[THE DATA — start]

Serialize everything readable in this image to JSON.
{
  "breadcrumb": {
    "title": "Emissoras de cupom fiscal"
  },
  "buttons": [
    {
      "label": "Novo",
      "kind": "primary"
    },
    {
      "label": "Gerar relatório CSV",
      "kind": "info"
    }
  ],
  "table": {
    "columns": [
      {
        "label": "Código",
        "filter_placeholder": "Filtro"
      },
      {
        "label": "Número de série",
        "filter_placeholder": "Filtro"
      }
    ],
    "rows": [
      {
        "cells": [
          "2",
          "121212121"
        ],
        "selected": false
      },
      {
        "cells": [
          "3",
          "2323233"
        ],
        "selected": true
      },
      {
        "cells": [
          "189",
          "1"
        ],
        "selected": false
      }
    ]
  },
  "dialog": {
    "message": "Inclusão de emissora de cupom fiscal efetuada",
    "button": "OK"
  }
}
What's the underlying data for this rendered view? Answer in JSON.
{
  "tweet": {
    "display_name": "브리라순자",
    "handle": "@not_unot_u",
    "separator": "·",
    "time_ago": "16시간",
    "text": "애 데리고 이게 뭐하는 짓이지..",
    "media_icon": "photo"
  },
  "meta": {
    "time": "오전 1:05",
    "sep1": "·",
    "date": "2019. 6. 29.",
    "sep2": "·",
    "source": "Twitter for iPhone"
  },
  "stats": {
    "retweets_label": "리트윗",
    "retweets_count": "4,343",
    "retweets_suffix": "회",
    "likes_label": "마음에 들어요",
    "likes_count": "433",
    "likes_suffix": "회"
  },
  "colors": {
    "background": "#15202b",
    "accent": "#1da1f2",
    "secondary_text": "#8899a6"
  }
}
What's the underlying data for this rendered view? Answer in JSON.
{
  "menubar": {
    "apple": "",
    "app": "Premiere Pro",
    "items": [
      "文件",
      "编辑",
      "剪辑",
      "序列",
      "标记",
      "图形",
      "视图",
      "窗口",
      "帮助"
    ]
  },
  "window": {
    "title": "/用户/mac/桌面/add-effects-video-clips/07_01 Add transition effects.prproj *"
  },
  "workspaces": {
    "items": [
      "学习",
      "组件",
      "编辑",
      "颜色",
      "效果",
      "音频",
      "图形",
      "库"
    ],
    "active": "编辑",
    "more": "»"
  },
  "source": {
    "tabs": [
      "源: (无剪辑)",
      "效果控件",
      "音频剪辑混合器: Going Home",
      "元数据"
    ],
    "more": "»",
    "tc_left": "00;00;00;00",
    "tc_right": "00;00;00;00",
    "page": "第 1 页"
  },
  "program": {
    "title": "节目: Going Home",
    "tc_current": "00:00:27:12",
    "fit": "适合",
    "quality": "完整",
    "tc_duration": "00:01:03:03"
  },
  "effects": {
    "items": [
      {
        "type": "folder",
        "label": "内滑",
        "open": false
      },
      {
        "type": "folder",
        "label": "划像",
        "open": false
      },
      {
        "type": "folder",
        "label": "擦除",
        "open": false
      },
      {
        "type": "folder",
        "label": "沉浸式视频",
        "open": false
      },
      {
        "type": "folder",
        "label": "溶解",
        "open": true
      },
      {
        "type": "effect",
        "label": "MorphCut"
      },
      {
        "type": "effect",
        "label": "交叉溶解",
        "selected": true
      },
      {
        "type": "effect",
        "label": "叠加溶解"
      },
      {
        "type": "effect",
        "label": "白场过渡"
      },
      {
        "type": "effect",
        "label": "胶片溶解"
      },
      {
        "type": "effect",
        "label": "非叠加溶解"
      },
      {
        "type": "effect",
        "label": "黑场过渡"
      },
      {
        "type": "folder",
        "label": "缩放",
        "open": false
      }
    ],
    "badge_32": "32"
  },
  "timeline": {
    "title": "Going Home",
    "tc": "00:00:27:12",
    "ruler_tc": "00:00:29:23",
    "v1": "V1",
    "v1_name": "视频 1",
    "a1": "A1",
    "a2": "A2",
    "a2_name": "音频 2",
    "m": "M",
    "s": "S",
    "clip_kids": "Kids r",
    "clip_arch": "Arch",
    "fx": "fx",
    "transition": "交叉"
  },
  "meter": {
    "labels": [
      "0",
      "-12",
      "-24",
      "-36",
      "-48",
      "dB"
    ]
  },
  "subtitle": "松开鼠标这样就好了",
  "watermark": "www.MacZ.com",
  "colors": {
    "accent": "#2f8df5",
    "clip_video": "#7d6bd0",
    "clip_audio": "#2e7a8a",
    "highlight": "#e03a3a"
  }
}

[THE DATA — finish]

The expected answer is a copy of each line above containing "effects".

• _RESPONSE AREA_:
    "title": "/用户/mac/桌面/add-effects-video-clips/07_01 Add transition effects.prproj *"
  "effects": {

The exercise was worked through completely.